Wene wa Kongo or Kongo dya Ntotila
Reino do Congo
1390[1]–1914[2]
Flag of Kongo
Flag (c. 17th century)
Coat of arms (c. 1528–1541) of Kongo
Coat of arms (c. 1528–1541)
The "Kingdom of Congo" (now usually rendered as "Kingdom of Kongo" to maintain distinction from the present-day Congo nations)
The "Kingdom of Congo" (now usually rendered as "Kingdom of Kongo" to maintain distinction from the present-day Congo nations)
StatusSovereign kingdom (1390–1857)
Vassal of the Kingdom of Portugal (1857–1910)
Subject of the First Portuguese Republic (1910–1914)
CapitalMbanza-Kongo (São Salvador), Angola[3]
Common languagesKikongo,
Portuguese
Religion
Bukongo
Roman Catholicism
Antonianism (1704–1708)
GovernmentMonarchy
King 
• c. 1390–1420 (first)
Lukeni lua Nimi
• 1911–1914 (last)
Manuel III of Kongo
LegislatureNe Mbanda-Mbanda
History 
• Conquest of Kabunga
1390[1]
1622
1623
29 October 1665
1665–1709
• Reunification
February 1709
• Vassalage
1857
1884–1885
• Abolishment[4]
1914[2]
Area
c. 1650129,400 km2 (50,000 sq mi)
Population
• c. 1650
appx 500,000
CurrencyNzimbu shells and Lubongo (Libongo, Mbongo), Mpusu cloth
Preceded by
Succeeded by
Mpemba Kasi
Mbata Kingdom
International Congo Association
Portuguese West Africa
French Congo
Today part ofAngola
Democratic Republic of the Congo
Republic of the Congo
Gabon

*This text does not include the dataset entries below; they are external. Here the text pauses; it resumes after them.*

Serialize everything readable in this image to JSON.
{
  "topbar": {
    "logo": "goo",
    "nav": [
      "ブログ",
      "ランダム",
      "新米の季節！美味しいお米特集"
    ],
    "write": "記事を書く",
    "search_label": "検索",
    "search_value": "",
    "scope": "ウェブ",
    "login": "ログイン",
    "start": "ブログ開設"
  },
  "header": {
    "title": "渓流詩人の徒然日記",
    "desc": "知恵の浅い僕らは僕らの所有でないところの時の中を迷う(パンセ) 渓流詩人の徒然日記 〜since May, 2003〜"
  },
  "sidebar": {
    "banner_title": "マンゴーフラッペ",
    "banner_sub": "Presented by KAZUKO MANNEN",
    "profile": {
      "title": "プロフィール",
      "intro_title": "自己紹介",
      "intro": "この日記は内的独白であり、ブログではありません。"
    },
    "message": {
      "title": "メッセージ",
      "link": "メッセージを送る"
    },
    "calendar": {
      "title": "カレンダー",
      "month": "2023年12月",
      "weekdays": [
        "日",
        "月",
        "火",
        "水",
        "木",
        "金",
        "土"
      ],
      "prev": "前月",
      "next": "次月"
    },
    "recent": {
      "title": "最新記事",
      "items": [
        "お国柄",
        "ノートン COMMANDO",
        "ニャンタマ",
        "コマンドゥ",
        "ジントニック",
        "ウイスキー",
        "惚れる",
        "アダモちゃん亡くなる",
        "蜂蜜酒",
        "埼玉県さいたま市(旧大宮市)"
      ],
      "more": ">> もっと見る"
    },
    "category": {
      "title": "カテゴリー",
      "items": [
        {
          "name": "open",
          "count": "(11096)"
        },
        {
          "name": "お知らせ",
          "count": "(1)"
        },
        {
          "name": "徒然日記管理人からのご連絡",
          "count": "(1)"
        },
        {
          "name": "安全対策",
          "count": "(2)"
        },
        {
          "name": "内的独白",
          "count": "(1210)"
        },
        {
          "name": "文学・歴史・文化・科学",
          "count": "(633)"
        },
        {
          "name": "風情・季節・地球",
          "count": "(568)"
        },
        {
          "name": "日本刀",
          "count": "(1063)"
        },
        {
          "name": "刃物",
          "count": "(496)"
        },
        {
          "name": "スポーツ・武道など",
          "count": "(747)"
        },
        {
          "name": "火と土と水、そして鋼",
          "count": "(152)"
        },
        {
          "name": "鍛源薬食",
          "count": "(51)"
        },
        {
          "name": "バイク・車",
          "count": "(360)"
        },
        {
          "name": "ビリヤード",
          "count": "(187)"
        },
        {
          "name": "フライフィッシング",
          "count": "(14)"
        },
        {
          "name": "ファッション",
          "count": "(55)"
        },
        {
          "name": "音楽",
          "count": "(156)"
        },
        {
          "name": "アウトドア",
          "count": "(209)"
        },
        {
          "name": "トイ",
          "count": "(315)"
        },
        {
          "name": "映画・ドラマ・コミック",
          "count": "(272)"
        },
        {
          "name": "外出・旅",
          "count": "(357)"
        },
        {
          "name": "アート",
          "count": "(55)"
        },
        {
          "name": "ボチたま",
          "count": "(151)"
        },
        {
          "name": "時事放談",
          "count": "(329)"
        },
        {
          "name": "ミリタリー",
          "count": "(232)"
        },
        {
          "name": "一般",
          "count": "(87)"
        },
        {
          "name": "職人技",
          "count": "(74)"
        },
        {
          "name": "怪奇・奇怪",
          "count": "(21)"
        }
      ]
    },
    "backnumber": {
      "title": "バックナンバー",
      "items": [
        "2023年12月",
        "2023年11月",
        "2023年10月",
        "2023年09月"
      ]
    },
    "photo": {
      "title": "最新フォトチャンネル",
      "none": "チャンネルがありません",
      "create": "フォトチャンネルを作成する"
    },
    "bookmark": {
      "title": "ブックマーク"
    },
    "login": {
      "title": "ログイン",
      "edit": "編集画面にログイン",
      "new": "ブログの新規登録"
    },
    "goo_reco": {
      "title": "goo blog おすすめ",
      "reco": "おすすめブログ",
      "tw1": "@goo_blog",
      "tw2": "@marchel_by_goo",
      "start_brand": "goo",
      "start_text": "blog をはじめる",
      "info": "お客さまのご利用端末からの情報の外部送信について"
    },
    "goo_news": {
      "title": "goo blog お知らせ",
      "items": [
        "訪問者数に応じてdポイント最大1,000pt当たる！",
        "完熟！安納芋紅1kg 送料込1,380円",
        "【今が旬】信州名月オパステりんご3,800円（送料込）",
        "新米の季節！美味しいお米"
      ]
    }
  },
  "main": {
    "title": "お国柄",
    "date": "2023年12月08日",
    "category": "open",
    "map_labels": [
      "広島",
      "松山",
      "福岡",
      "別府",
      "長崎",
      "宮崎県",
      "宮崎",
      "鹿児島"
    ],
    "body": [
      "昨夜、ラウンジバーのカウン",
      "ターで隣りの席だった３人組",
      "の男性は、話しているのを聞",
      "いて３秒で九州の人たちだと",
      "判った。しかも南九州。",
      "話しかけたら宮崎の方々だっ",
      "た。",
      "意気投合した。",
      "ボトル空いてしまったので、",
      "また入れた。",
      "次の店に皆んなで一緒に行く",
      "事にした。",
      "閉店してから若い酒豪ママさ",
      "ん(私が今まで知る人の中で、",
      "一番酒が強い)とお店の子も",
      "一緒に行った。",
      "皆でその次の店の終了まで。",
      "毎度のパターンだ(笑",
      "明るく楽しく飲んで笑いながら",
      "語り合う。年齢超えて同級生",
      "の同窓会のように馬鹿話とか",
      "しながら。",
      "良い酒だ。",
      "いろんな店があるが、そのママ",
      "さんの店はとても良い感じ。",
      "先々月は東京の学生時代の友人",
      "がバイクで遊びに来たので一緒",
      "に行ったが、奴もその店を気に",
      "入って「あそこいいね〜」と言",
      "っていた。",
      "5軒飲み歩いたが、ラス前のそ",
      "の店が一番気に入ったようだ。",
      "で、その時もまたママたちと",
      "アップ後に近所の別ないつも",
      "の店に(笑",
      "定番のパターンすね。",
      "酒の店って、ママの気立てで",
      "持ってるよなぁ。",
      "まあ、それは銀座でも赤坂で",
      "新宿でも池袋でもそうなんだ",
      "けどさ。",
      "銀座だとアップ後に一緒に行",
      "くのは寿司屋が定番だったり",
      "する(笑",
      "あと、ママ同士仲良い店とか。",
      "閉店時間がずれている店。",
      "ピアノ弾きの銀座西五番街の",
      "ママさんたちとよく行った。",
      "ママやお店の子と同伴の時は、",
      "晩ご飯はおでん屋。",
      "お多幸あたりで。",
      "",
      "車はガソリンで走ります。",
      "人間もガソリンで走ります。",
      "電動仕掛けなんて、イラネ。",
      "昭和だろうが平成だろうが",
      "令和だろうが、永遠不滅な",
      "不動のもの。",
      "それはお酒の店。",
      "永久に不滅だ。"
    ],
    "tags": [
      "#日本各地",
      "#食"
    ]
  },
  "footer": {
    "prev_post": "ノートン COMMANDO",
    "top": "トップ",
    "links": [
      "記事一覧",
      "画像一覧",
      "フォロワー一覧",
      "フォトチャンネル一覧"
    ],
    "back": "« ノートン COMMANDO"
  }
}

The Kingdom of Kongo was a kingdom located in central Africa in northern Angola, the western part of the Democratic Republic of the Congo, the Republic of the Congo, and the southern part of Gabon. At its greatest size it reached from the Atlantic Ocean to the west, the Kwango River to the east, the Congo River to the north, and the Kwanza River to the south. The kingdom was made up of many provinces ruled by the Manikongo, the Portuguese version of the Kongo title Mwene Kongo, meaning "lord or ruler of the Kongo kingdom", but its sphere of influence reached to neighbouring kingdoms, like Ngoyo, Kakongo, Loango, Ndongo, and Matamba, the latter two located in Angola.

References[change | change source]

  1. Tshilemalema, Mukenge (2001). Culture and Customs of the Congo. Greenwood Press. p. 18. ISBN 0-313-31485-3.
  2. Alisa LaGamma, Kongo: Power and Majesty, Metropolitan Museum of Art, 2015
  3. Mbanza-Kongo, named São Salvador in the late-16th century; reverted to the name Mbanza-Kongo in 1975
  4. Nassoro Habib Mbwana Msonde, A Revised History for Advanced Level and Colleges: Part One, Xlibris Corporation, 2017